“To be able to understand this book and its stories, it is necessary to ago back to the history of your nation, your people, your struggle for freedom, opening to the outside world and to have some basics knowledge's of what '' communism '' in its dark sides can badly bring to humans, men and women.
But, freedom and free entrepreneurship cannot be kept for so long strictly tied.
One day, they come up!
Apart from the interest on Albania’s history, my brilliant contacts with a large number of foreigners, great families and Albanians in Brussels have helped me a lot understand and appreciate all that is described in this book.
As I do frequently tell to others, your country and nation have made tremendous progress; they are moving gradually forward, so that even those who used to have a negative opinion on Albania and Albanians now acknowledge your pozitive example and progress.
The structures an chapters in the book have been well arranged in their proper place. Meanwhile, accompanying them with short true stories has also made it possible to expand the book into a series of comic situations.
The text is pleasant and once you start reading it, the curiosity to see what comes next pushes you to go to the end. Excellent!
Mr. Vito Cassone: Honorary Counsel of Albania in Luxembourg:
“I have just finished reading the book and I have been shocked with all sort of helpful details about daily life of courageous Albanian people.
I have no words after having read this book, living for some hours, with your people hard and unbelievable crazy obsessions of a regressive Politburo.

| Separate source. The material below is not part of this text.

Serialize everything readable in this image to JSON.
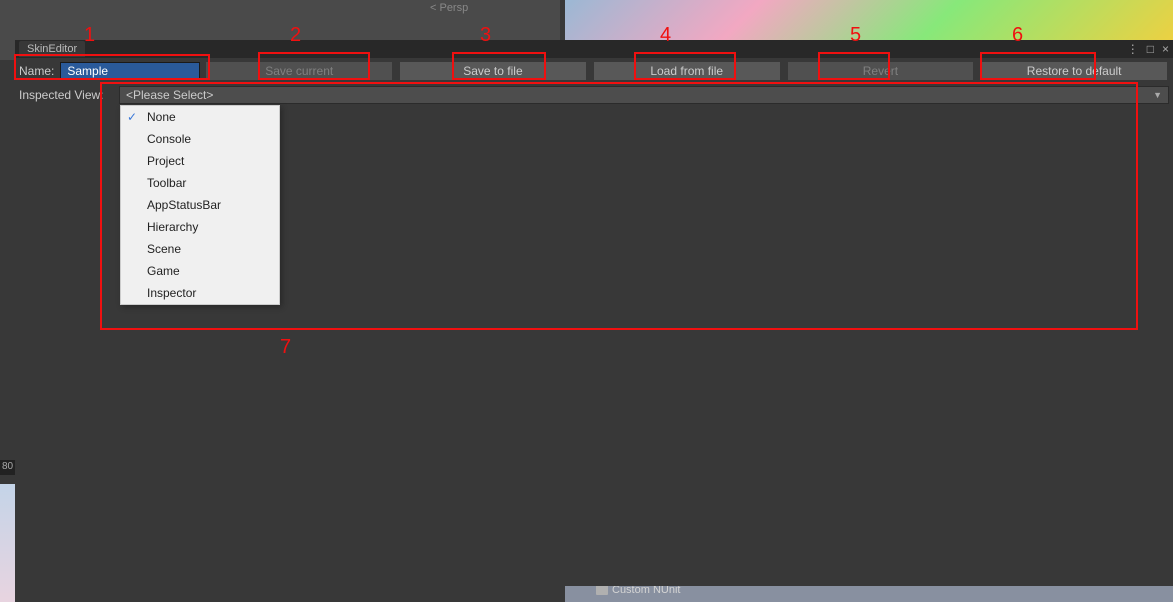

I hope for Albania a lot of democracy and acceding soon to EU and sit well with all Member States.
The Head of the Department of Slavistic Studies and eastern Europe at the Ghent University, Prof. Dr. Rozita Dimova, after summarizing the values and specifics of the book has said:
“ I have rarely seen such a book which describes the everyday life of Albanians under communism, which we need so much to show it to the students”
Sebastien Vilmot, a French citizen from Marseille, Manager at OMEGA in Paris, who is also writing a book on Albania’s history came from Paris to Brussels to meet the author:
“You describe those terrible years with a sense of positivism and a an amazing realism”
Ms. Era Hajdari - A young Albanian living and working as product manager in a company in Antwerpen:
“It is fascinating to read this book. It conveys nostalgia for a bygone time, as if you have gone through it by yourself. Often, it makes a subtle contrast with today’s life, not only in material, but also in spiritual terms….a changing world with the author’s narrative as a bridge.”
Mr. Eshref Ymeri, a prominent and veteran Professor of foreign languages and Former Head of Department at Tirana University living in California in a long article in Albanian newspapers in Tirana, Prishtina and USA concludes by saying the following:
« Dr. Jorgji Kote’s writing style is impressive. His language is sweet, he has carved the words with a great deal of caution and the events are described with an astounding genuineness. The truthfulness and intelectual impartiality with which Dr. Kote describes the events in his book, bring back to memory a very nice expression by the Canadian drama player, writer, critic and journalist Wiliam Robertson Davies ( 1913-1995):“I have tried to treat the issue without shielding my view neither with the rose-coloured glasses of trust nor with the green glasses of science »